## [Task to complete]
Go through the records and copy each line where the word "photo" occurs.

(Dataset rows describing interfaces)
***

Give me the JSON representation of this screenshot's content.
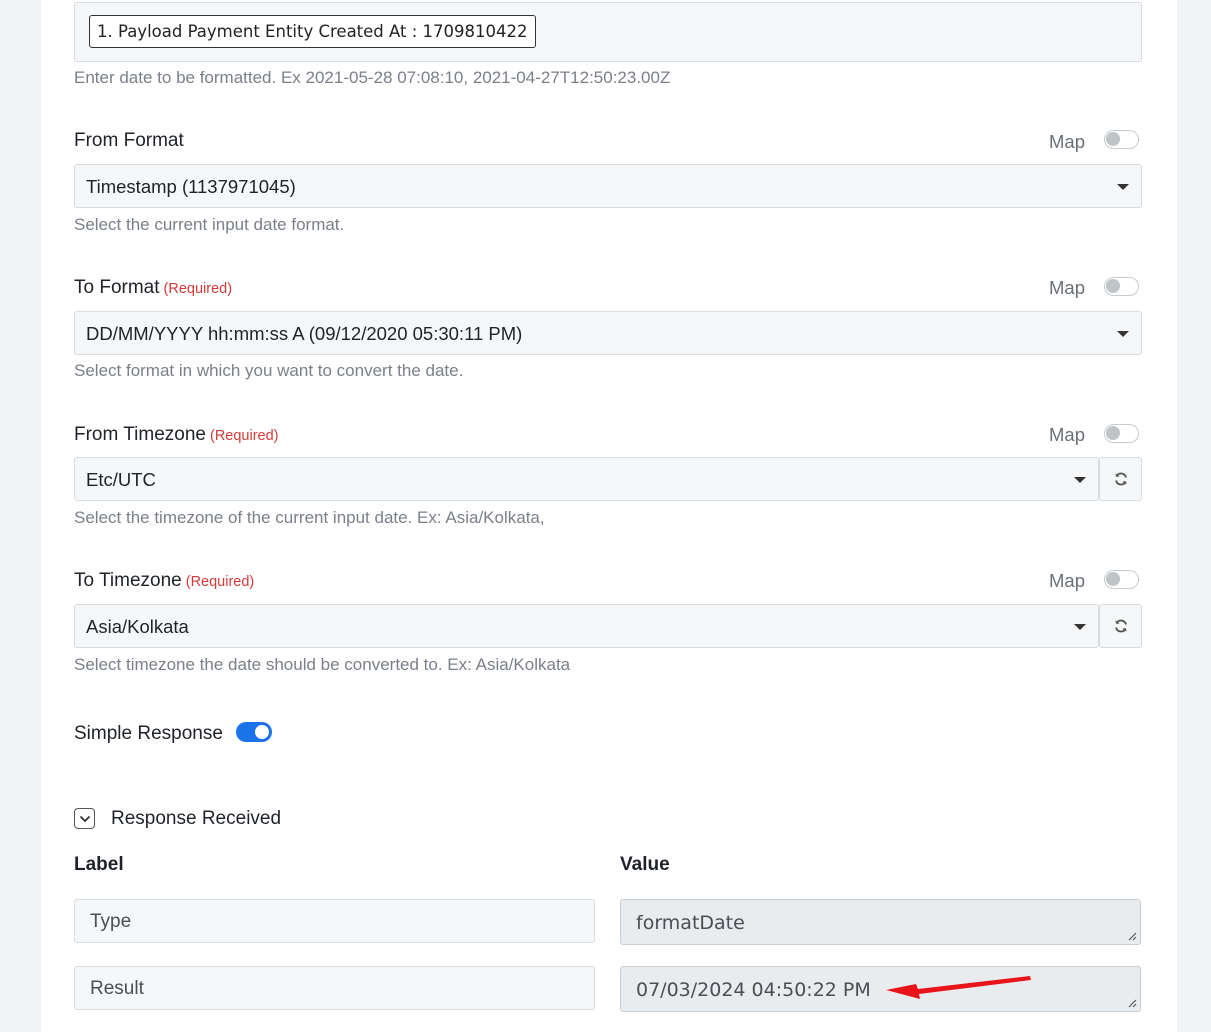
{
  "payload": {
    "chip_text": "1. Payload Payment Entity Created At : 1709810422",
    "help": "Enter date to be formatted. Ex 2021-05-28 07:08:10, 2021-04-27T12:50:23.00Z"
  },
  "map_label": "Map",
  "required_text": "(Required)",
  "from_format": {
    "label": "From Format",
    "value": "Timestamp (1137971045)",
    "help": "Select the current input date format."
  },
  "to_format": {
    "label": "To Format",
    "value": "DD/MM/YYYY hh:mm:ss A (09/12/2020 05:30:11 PM)",
    "help": "Select format in which you want to convert the date."
  },
  "from_timezone": {
    "label": "From Timezone",
    "value": "Etc/UTC",
    "help": "Select the timezone of the current input date. Ex: Asia/Kolkata,"
  },
  "to_timezone": {
    "label": "To Timezone",
    "value": "Asia/Kolkata",
    "help": "Select timezone the date should be converted to. Ex: Asia/Kolkata"
  },
  "simple_response": {
    "label": "Simple Response",
    "enabled": true
  },
  "response": {
    "title": "Response Received",
    "col_label": "Label",
    "col_value": "Value",
    "rows": [
      {
        "label": "Type",
        "value": "formatDate"
      },
      {
        "label": "Result",
        "value": "07/03/2024 04:50:22 PM"
      }
    ]
  },
  "colors": {
    "accent": "#1a73e8",
    "required": "#d43a3a",
    "annotation_arrow": "#e8141a"
  },
  "icons": [
    "chevron-down-icon",
    "refresh-icon",
    "resize-grip-icon",
    "red-arrow-annotation"
  ]
}
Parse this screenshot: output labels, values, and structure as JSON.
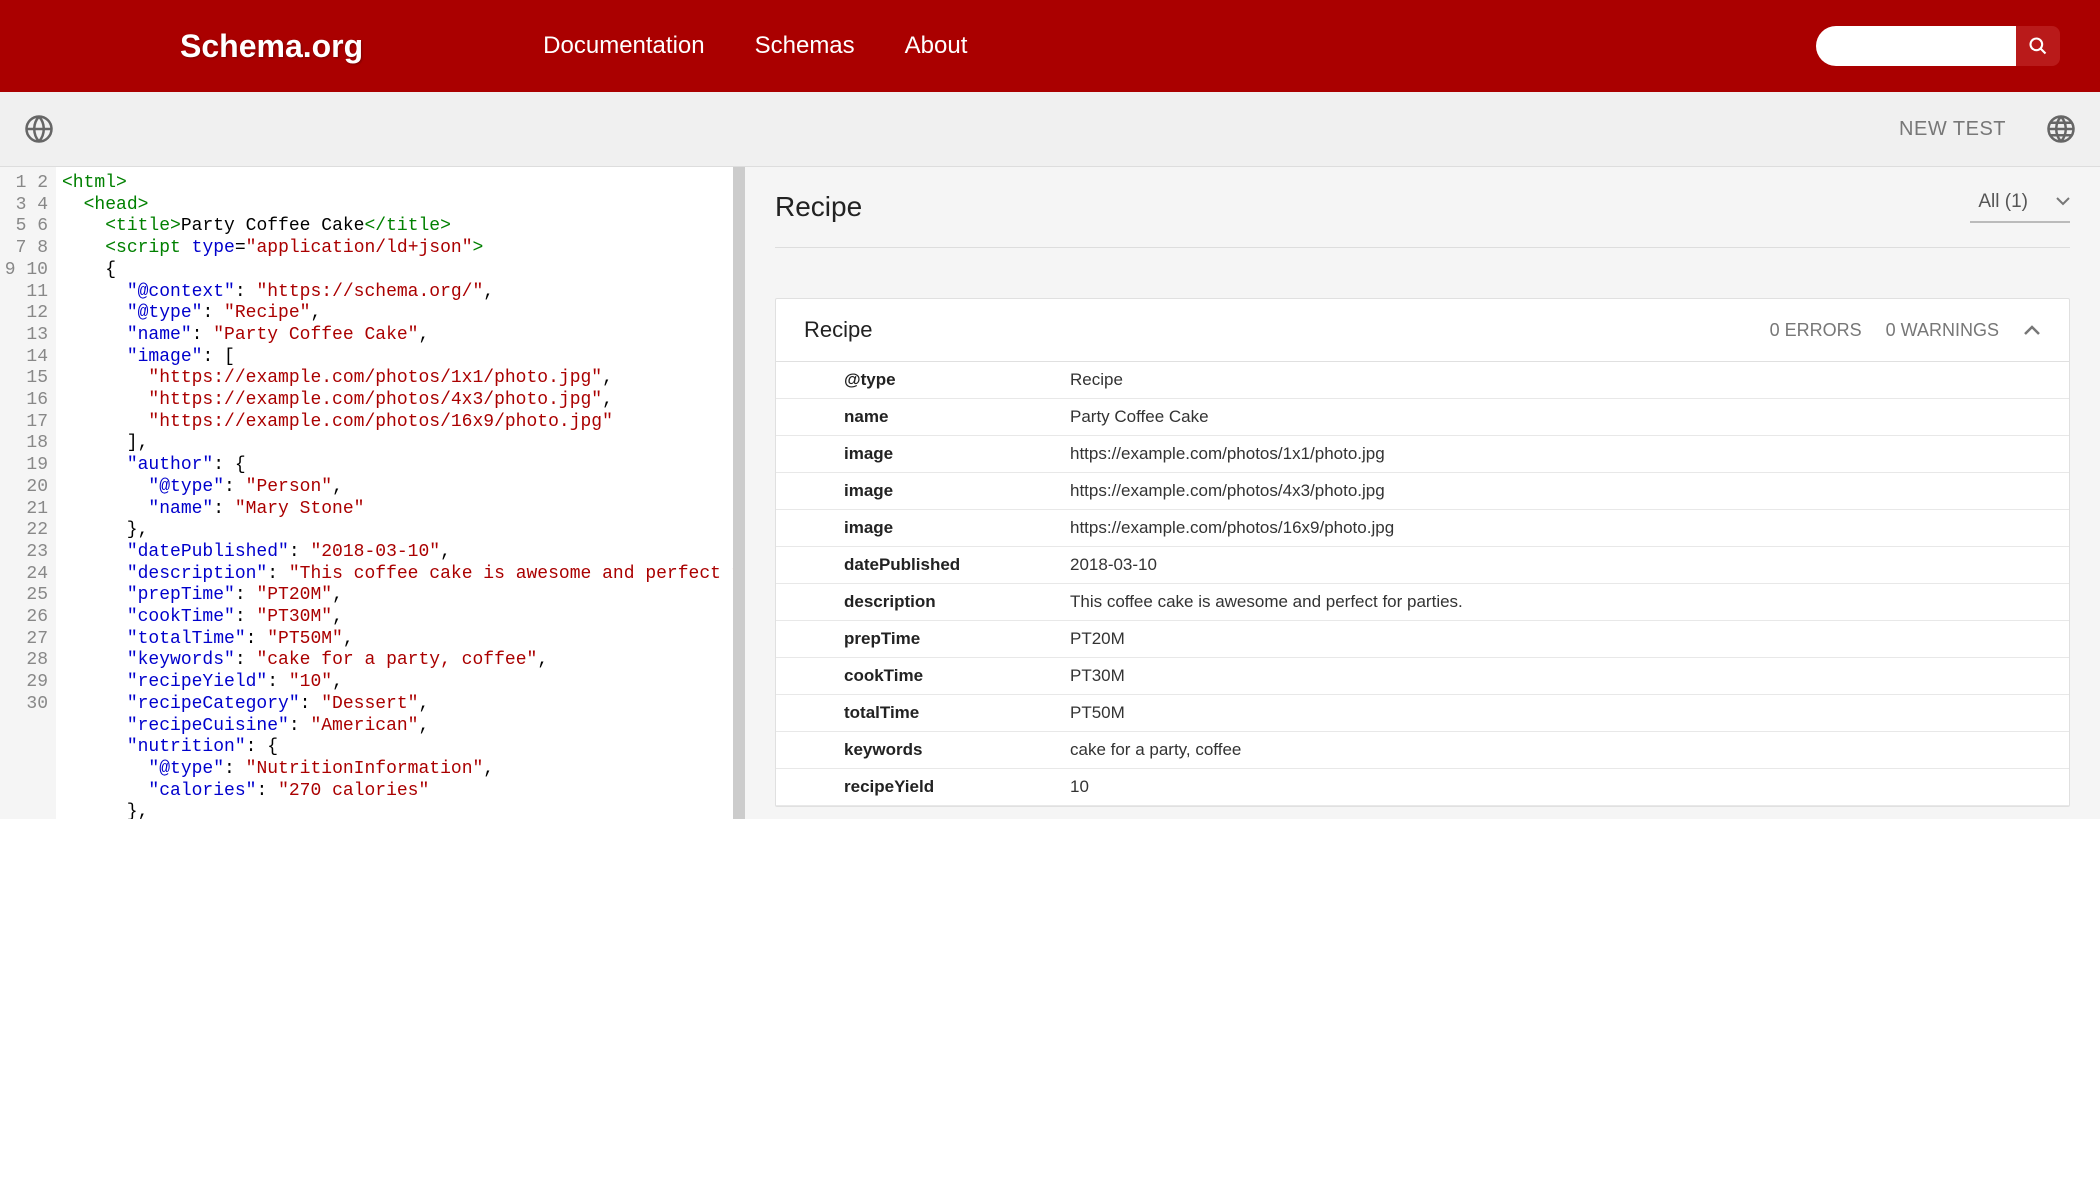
{
  "header": {
    "logo": "Schema.org",
    "nav": [
      "Documentation",
      "Schemas",
      "About"
    ]
  },
  "subbar": {
    "new_test": "NEW TEST"
  },
  "editor": {
    "line_count": 30,
    "tokens": [
      [
        [
          "<html>",
          "green"
        ]
      ],
      [
        [
          "  ",
          ""
        ],
        [
          "<head>",
          "green"
        ]
      ],
      [
        [
          "    ",
          ""
        ],
        [
          "<title>",
          "green"
        ],
        [
          "Party Coffee Cake",
          "black"
        ],
        [
          "</title>",
          "green"
        ]
      ],
      [
        [
          "    ",
          ""
        ],
        [
          "<script ",
          "green"
        ],
        [
          "type",
          "blue"
        ],
        [
          "=",
          "black"
        ],
        [
          "\"application/ld+json\"",
          "red"
        ],
        [
          ">",
          "green"
        ]
      ],
      [
        [
          "    {",
          "black"
        ]
      ],
      [
        [
          "      ",
          ""
        ],
        [
          "\"@context\"",
          "blue"
        ],
        [
          ": ",
          "black"
        ],
        [
          "\"https://schema.org/\"",
          "red"
        ],
        [
          ",",
          "black"
        ]
      ],
      [
        [
          "      ",
          ""
        ],
        [
          "\"@type\"",
          "blue"
        ],
        [
          ": ",
          "black"
        ],
        [
          "\"Recipe\"",
          "red"
        ],
        [
          ",",
          "black"
        ]
      ],
      [
        [
          "      ",
          ""
        ],
        [
          "\"name\"",
          "blue"
        ],
        [
          ": ",
          "black"
        ],
        [
          "\"Party Coffee Cake\"",
          "red"
        ],
        [
          ",",
          "black"
        ]
      ],
      [
        [
          "      ",
          ""
        ],
        [
          "\"image\"",
          "blue"
        ],
        [
          ": [",
          "black"
        ]
      ],
      [
        [
          "        ",
          ""
        ],
        [
          "\"https://example.com/photos/1x1/photo.jpg\"",
          "red"
        ],
        [
          ",",
          "black"
        ]
      ],
      [
        [
          "        ",
          ""
        ],
        [
          "\"https://example.com/photos/4x3/photo.jpg\"",
          "red"
        ],
        [
          ",",
          "black"
        ]
      ],
      [
        [
          "        ",
          ""
        ],
        [
          "\"https://example.com/photos/16x9/photo.jpg\"",
          "red"
        ]
      ],
      [
        [
          "      ],",
          "black"
        ]
      ],
      [
        [
          "      ",
          ""
        ],
        [
          "\"author\"",
          "blue"
        ],
        [
          ": {",
          "black"
        ]
      ],
      [
        [
          "        ",
          ""
        ],
        [
          "\"@type\"",
          "blue"
        ],
        [
          ": ",
          "black"
        ],
        [
          "\"Person\"",
          "red"
        ],
        [
          ",",
          "black"
        ]
      ],
      [
        [
          "        ",
          ""
        ],
        [
          "\"name\"",
          "blue"
        ],
        [
          ": ",
          "black"
        ],
        [
          "\"Mary Stone\"",
          "red"
        ]
      ],
      [
        [
          "      },",
          "black"
        ]
      ],
      [
        [
          "      ",
          ""
        ],
        [
          "\"datePublished\"",
          "blue"
        ],
        [
          ": ",
          "black"
        ],
        [
          "\"2018-03-10\"",
          "red"
        ],
        [
          ",",
          "black"
        ]
      ],
      [
        [
          "      ",
          ""
        ],
        [
          "\"description\"",
          "blue"
        ],
        [
          ": ",
          "black"
        ],
        [
          "\"This coffee cake is awesome and perfect for partie",
          "red"
        ]
      ],
      [
        [
          "      ",
          ""
        ],
        [
          "\"prepTime\"",
          "blue"
        ],
        [
          ": ",
          "black"
        ],
        [
          "\"PT20M\"",
          "red"
        ],
        [
          ",",
          "black"
        ]
      ],
      [
        [
          "      ",
          ""
        ],
        [
          "\"cookTime\"",
          "blue"
        ],
        [
          ": ",
          "black"
        ],
        [
          "\"PT30M\"",
          "red"
        ],
        [
          ",",
          "black"
        ]
      ],
      [
        [
          "      ",
          ""
        ],
        [
          "\"totalTime\"",
          "blue"
        ],
        [
          ": ",
          "black"
        ],
        [
          "\"PT50M\"",
          "red"
        ],
        [
          ",",
          "black"
        ]
      ],
      [
        [
          "      ",
          ""
        ],
        [
          "\"keywords\"",
          "blue"
        ],
        [
          ": ",
          "black"
        ],
        [
          "\"cake for a party, coffee\"",
          "red"
        ],
        [
          ",",
          "black"
        ]
      ],
      [
        [
          "      ",
          ""
        ],
        [
          "\"recipeYield\"",
          "blue"
        ],
        [
          ": ",
          "black"
        ],
        [
          "\"10\"",
          "red"
        ],
        [
          ",",
          "black"
        ]
      ],
      [
        [
          "      ",
          ""
        ],
        [
          "\"recipeCategory\"",
          "blue"
        ],
        [
          ": ",
          "black"
        ],
        [
          "\"Dessert\"",
          "red"
        ],
        [
          ",",
          "black"
        ]
      ],
      [
        [
          "      ",
          ""
        ],
        [
          "\"recipeCuisine\"",
          "blue"
        ],
        [
          ": ",
          "black"
        ],
        [
          "\"American\"",
          "red"
        ],
        [
          ",",
          "black"
        ]
      ],
      [
        [
          "      ",
          ""
        ],
        [
          "\"nutrition\"",
          "blue"
        ],
        [
          ": {",
          "black"
        ]
      ],
      [
        [
          "        ",
          ""
        ],
        [
          "\"@type\"",
          "blue"
        ],
        [
          ": ",
          "black"
        ],
        [
          "\"NutritionInformation\"",
          "red"
        ],
        [
          ",",
          "black"
        ]
      ],
      [
        [
          "        ",
          ""
        ],
        [
          "\"calories\"",
          "blue"
        ],
        [
          ": ",
          "black"
        ],
        [
          "\"270 calories\"",
          "red"
        ]
      ],
      [
        [
          "      },",
          "black"
        ]
      ]
    ]
  },
  "results": {
    "title": "Recipe",
    "filter": "All (1)",
    "card": {
      "title": "Recipe",
      "errors": "0 ERRORS",
      "warnings": "0 WARNINGS",
      "rows": [
        {
          "k": "@type",
          "v": "Recipe"
        },
        {
          "k": "name",
          "v": "Party Coffee Cake"
        },
        {
          "k": "image",
          "v": "https://example.com/photos/1x1/photo.jpg"
        },
        {
          "k": "image",
          "v": "https://example.com/photos/4x3/photo.jpg"
        },
        {
          "k": "image",
          "v": "https://example.com/photos/16x9/photo.jpg"
        },
        {
          "k": "datePublished",
          "v": "2018-03-10"
        },
        {
          "k": "description",
          "v": "This coffee cake is awesome and perfect for parties."
        },
        {
          "k": "prepTime",
          "v": "PT20M"
        },
        {
          "k": "cookTime",
          "v": "PT30M"
        },
        {
          "k": "totalTime",
          "v": "PT50M"
        },
        {
          "k": "keywords",
          "v": "cake for a party, coffee"
        },
        {
          "k": "recipeYield",
          "v": "10"
        }
      ]
    }
  }
}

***

## [Exercise result]
          "\"https://example.com/photos/1x1/photo.jpg\"",
          "\"https://example.com/photos/4x3/photo.jpg\"",
          "\"https://example.com/photos/16x9/photo.jpg\"",
          "v": "https://example.com/photos/1x1/photo.jpg"
          "v": "https://example.com/photos/4x3/photo.jpg"
          "v": "https://example.com/photos/16x9/photo.jpg"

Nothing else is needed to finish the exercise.